= EXERCISE =
Each line that contains the word "приложений" counts once; give the total for the records below and nothing else.

------------------------

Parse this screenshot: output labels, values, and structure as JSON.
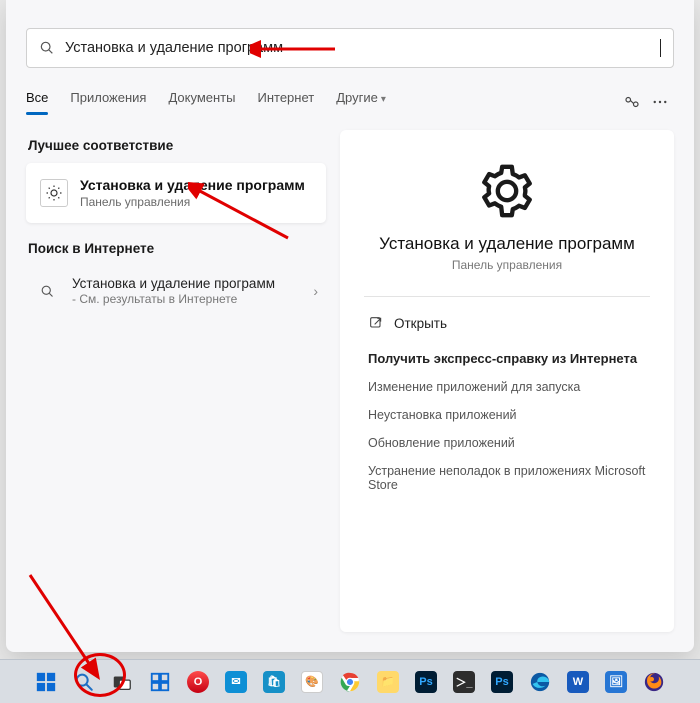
{
  "search": {
    "value": "Установка и удаление программ"
  },
  "tabs": {
    "all": "Все",
    "apps": "Приложения",
    "docs": "Документы",
    "web": "Интернет",
    "more": "Другие"
  },
  "left": {
    "best_match": "Лучшее соответствие",
    "result": {
      "title": "Установка и удаление программ",
      "subtitle": "Панель управления"
    },
    "search_web_h": "Поиск в Интернете",
    "web_result": {
      "title": "Установка и удаление программ",
      "subtitle": "- См. результаты в Интернете"
    }
  },
  "detail": {
    "title": "Установка и удаление программ",
    "subtitle": "Панель управления",
    "open": "Открыть",
    "help_h": "Получить экспресс-справку из Интернета",
    "links": [
      "Изменение приложений для запуска",
      "Неустановка приложений",
      "Обновление приложений",
      "Устранение неполадок в приложениях Microsoft Store"
    ]
  }
}
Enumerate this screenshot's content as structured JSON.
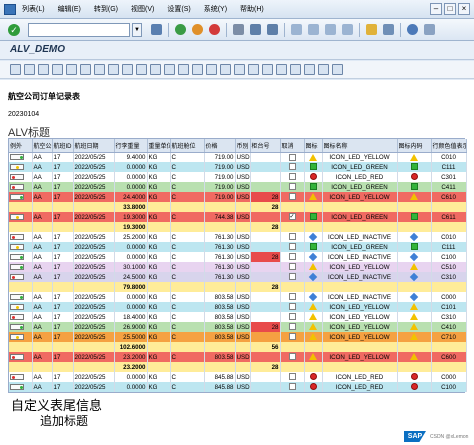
{
  "menubar": {
    "items": [
      "列表(L)",
      "编辑(E)",
      "转到(G)",
      "视图(V)",
      "设置(S)",
      "系统(Y)",
      "帮助(H)"
    ]
  },
  "toolbar": {
    "command_placeholder": ""
  },
  "app": {
    "title": "ALV_DEMO"
  },
  "report": {
    "title": "航空公司订单记录表",
    "date": "20230104",
    "alv_title": "ALV标题"
  },
  "columns": [
    "例外",
    "航空公司",
    "航班ID",
    "航班日期",
    "行李重量",
    "重量单位",
    "航班舱位",
    "价格",
    "币别",
    "柜台号",
    "取消",
    "图标",
    "图标名称",
    "图标内码",
    "行颜色值表示"
  ],
  "rows": [
    {
      "bg": "#fff",
      "light": "g",
      "c": [
        "AA",
        "17",
        "2022/05/25",
        "9.4000",
        "KG",
        "C",
        "719.00",
        "USD",
        "",
        "",
        "tri",
        "ICON_LED_YELLOW",
        "C010"
      ]
    },
    {
      "bg": "#bde6f0",
      "light": "y",
      "c": [
        "AA",
        "17",
        "2022/05/25",
        "0.0000",
        "KG",
        "C",
        "719.00",
        "USD",
        "",
        "",
        "sq",
        "ICON_LED_GREEN",
        "C111"
      ]
    },
    {
      "bg": "#fff",
      "light": "r",
      "c": [
        "AA",
        "17",
        "2022/05/25",
        "0.0000",
        "KG",
        "C",
        "719.00",
        "USD",
        "",
        "",
        "circ",
        "ICON_LED_RED",
        "C301"
      ]
    },
    {
      "bg": "#b9e0b0",
      "light": "r",
      "c": [
        "AA",
        "17",
        "2022/05/25",
        "0.0000",
        "KG",
        "C",
        "719.00",
        "USD",
        "",
        "",
        "sq",
        "ICON_LED_GREEN",
        "C411"
      ]
    },
    {
      "bg": "#f06a62",
      "light": "g",
      "c": [
        "AA",
        "17",
        "2022/05/25",
        "24.4000",
        "KG",
        "C",
        "719.00",
        "USD",
        "28",
        "",
        "tri",
        "ICON_LED_YELLOW",
        "C610"
      ]
    },
    {
      "bg": "#ffec99",
      "sum": true,
      "c": [
        "",
        "",
        "",
        "33.8000",
        "",
        "",
        "",
        "",
        "28",
        "",
        "",
        "",
        ""
      ]
    },
    {
      "bg": "#f06a62",
      "light": "y",
      "c": [
        "AA",
        "17",
        "2022/05/25",
        "19.3000",
        "KG",
        "C",
        "744.38",
        "USD",
        "",
        "chk",
        "sq",
        "ICON_LED_GREEN",
        "C611"
      ]
    },
    {
      "bg": "#ffec99",
      "sum": true,
      "c": [
        "",
        "",
        "",
        "19.3000",
        "",
        "",
        "",
        "",
        "28",
        "",
        "",
        "",
        ""
      ]
    },
    {
      "bg": "#fff",
      "light": "r",
      "c": [
        "AA",
        "17",
        "2022/05/25",
        "25.2000",
        "KG",
        "C",
        "761.30",
        "USD",
        "",
        "",
        "dia",
        "ICON_LED_INACTIVE",
        "C010"
      ]
    },
    {
      "bg": "#bde6f0",
      "light": "y",
      "c": [
        "AA",
        "17",
        "2022/05/25",
        "0.0000",
        "KG",
        "C",
        "761.30",
        "USD",
        "",
        "",
        "sq",
        "ICON_LED_GREEN",
        "C111"
      ]
    },
    {
      "bg": "#fff",
      "light": "g",
      "c": [
        "AA",
        "17",
        "2022/05/25",
        "0.0000",
        "KG",
        "C",
        "761.30",
        "USD",
        "28",
        "",
        "dia",
        "ICON_LED_INACTIVE",
        "C100"
      ]
    },
    {
      "bg": "#e8d4f0",
      "light": "g",
      "c": [
        "AA",
        "17",
        "2022/05/25",
        "30.1000",
        "KG",
        "C",
        "761.30",
        "USD",
        "",
        "",
        "tri",
        "ICON_LED_YELLOW",
        "C510"
      ]
    },
    {
      "bg": "#d8d4ec",
      "light": "r",
      "c": [
        "AA",
        "17",
        "2022/05/25",
        "24.5000",
        "KG",
        "C",
        "761.30",
        "USD",
        "",
        "",
        "dia",
        "ICON_LED_INACTIVE",
        "C310"
      ]
    },
    {
      "bg": "#ffec99",
      "sum": true,
      "c": [
        "",
        "",
        "",
        "79.8000",
        "",
        "",
        "",
        "",
        "28",
        "",
        "",
        "",
        ""
      ]
    },
    {
      "bg": "#fff",
      "light": "g",
      "c": [
        "AA",
        "17",
        "2022/05/25",
        "0.0000",
        "KG",
        "C",
        "803.58",
        "USD",
        "",
        "",
        "dia",
        "ICON_LED_INACTIVE",
        "C000"
      ]
    },
    {
      "bg": "#bde6f0",
      "light": "y",
      "c": [
        "AA",
        "17",
        "2022/05/25",
        "0.0000",
        "KG",
        "C",
        "803.58",
        "USD",
        "",
        "",
        "tri",
        "ICON_LED_YELLOW",
        "C101"
      ]
    },
    {
      "bg": "#fff",
      "light": "r",
      "c": [
        "AA",
        "17",
        "2022/05/25",
        "18.4000",
        "KG",
        "C",
        "803.58",
        "USD",
        "",
        "",
        "tri",
        "ICON_LED_YELLOW",
        "C310"
      ]
    },
    {
      "bg": "#b9e0b0",
      "light": "g",
      "c": [
        "AA",
        "17",
        "2022/05/25",
        "26.9000",
        "KG",
        "C",
        "803.58",
        "USD",
        "28",
        "",
        "tri",
        "ICON_LED_YELLOW",
        "C410"
      ]
    },
    {
      "bg": "#f5a142",
      "light": "y",
      "c": [
        "AA",
        "17",
        "2022/05/25",
        "25.5000",
        "KG",
        "C",
        "803.58",
        "USD",
        "",
        "",
        "tri",
        "ICON_LED_YELLOW",
        "C710"
      ]
    },
    {
      "bg": "#ffec99",
      "sum": true,
      "c": [
        "",
        "",
        "",
        "102.6000",
        "",
        "",
        "",
        "",
        "56",
        "",
        "",
        "",
        ""
      ]
    },
    {
      "bg": "#f06a62",
      "light": "r",
      "c": [
        "AA",
        "17",
        "2022/05/25",
        "23.2000",
        "KG",
        "C",
        "803.58",
        "USD",
        "",
        "",
        "tri",
        "ICON_LED_YELLOW",
        "C600"
      ]
    },
    {
      "bg": "#ffec99",
      "sum": true,
      "c": [
        "",
        "",
        "",
        "23.2000",
        "",
        "",
        "",
        "",
        "28",
        "",
        "",
        "",
        ""
      ]
    },
    {
      "bg": "#fff",
      "light": "r",
      "c": [
        "AA",
        "17",
        "2022/05/25",
        "0.0000",
        "KG",
        "C",
        "845.88",
        "USD",
        "",
        "",
        "circ",
        "ICON_LED_RED",
        "C000"
      ]
    },
    {
      "bg": "#bde6f0",
      "light": "g",
      "c": [
        "AA",
        "17",
        "2022/05/25",
        "0.0000",
        "KG",
        "C",
        "845.88",
        "USD",
        "",
        "",
        "circ",
        "ICON_LED_RED",
        "C100"
      ]
    }
  ],
  "footer": {
    "main": "自定义表尾信息",
    "sub": "追加标题"
  },
  "sap_logo": "SAP",
  "credit": "CSDN @xLemon"
}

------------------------

= EXERCISE OUTPUT =
3